**Action item:** Copy out every line of the records where the string "from" occurs.

*****

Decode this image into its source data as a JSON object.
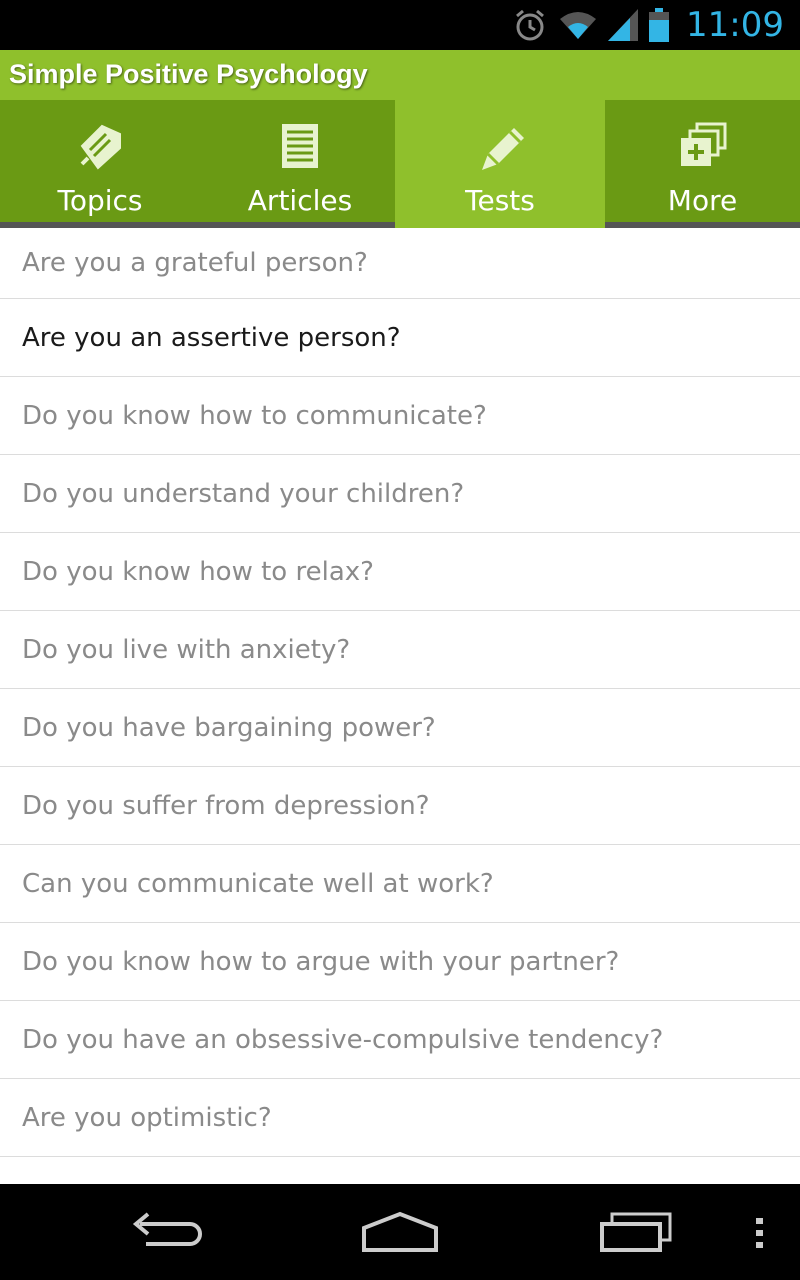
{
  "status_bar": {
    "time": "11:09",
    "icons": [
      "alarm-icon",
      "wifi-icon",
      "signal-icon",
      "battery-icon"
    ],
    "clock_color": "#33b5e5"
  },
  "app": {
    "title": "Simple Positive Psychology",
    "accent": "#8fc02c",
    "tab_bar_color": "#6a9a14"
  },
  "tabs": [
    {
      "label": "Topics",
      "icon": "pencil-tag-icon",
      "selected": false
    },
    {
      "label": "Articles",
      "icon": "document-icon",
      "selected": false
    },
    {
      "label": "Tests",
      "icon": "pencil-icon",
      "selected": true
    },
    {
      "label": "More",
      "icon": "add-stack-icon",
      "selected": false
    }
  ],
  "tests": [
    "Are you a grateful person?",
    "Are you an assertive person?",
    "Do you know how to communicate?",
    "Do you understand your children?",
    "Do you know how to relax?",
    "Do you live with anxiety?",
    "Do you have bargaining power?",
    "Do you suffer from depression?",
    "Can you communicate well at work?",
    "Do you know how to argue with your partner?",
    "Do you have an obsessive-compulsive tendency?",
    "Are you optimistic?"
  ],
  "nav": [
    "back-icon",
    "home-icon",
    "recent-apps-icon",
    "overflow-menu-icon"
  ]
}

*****

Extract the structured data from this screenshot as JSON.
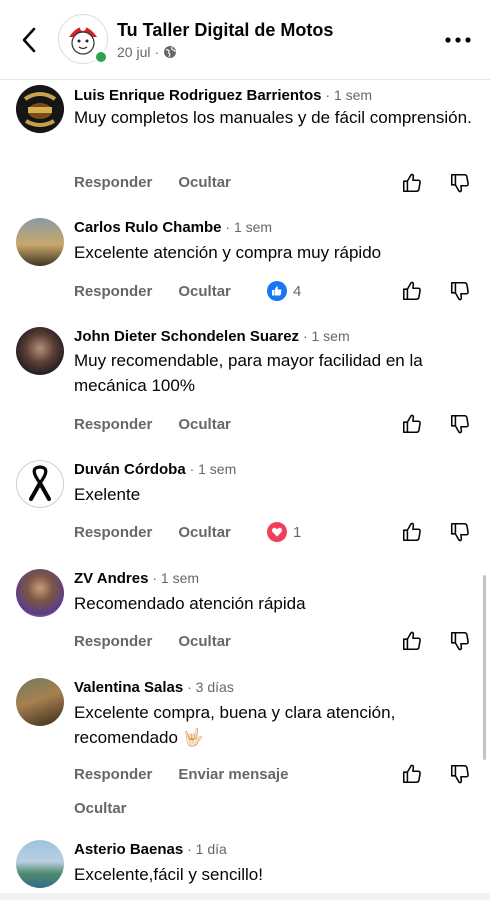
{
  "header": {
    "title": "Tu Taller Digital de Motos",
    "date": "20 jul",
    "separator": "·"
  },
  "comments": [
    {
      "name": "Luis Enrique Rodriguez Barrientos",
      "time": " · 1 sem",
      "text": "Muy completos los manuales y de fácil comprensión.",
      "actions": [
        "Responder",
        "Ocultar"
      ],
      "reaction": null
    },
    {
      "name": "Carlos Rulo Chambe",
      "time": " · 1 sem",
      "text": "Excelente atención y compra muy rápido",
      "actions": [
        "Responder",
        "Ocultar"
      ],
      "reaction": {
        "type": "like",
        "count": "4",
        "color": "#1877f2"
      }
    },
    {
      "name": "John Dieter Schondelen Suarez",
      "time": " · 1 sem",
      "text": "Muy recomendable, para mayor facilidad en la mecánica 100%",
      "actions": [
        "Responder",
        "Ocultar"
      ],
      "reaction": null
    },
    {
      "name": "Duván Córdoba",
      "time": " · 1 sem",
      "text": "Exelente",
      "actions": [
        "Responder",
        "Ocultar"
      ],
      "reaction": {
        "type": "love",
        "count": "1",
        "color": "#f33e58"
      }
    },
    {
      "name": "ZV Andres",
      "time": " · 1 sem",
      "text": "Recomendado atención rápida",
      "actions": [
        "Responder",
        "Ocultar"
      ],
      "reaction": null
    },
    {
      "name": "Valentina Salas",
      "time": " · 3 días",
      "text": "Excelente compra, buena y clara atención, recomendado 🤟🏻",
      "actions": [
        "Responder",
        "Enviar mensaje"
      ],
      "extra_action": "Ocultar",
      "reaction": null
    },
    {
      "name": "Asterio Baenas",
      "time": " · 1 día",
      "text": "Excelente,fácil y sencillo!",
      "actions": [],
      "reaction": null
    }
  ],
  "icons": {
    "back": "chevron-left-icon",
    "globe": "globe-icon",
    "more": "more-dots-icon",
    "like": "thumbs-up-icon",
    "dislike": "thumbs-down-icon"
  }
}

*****

**Reply:**
    "Do you suffer from depression?",
Extract the structured data from this screenshot as JSON.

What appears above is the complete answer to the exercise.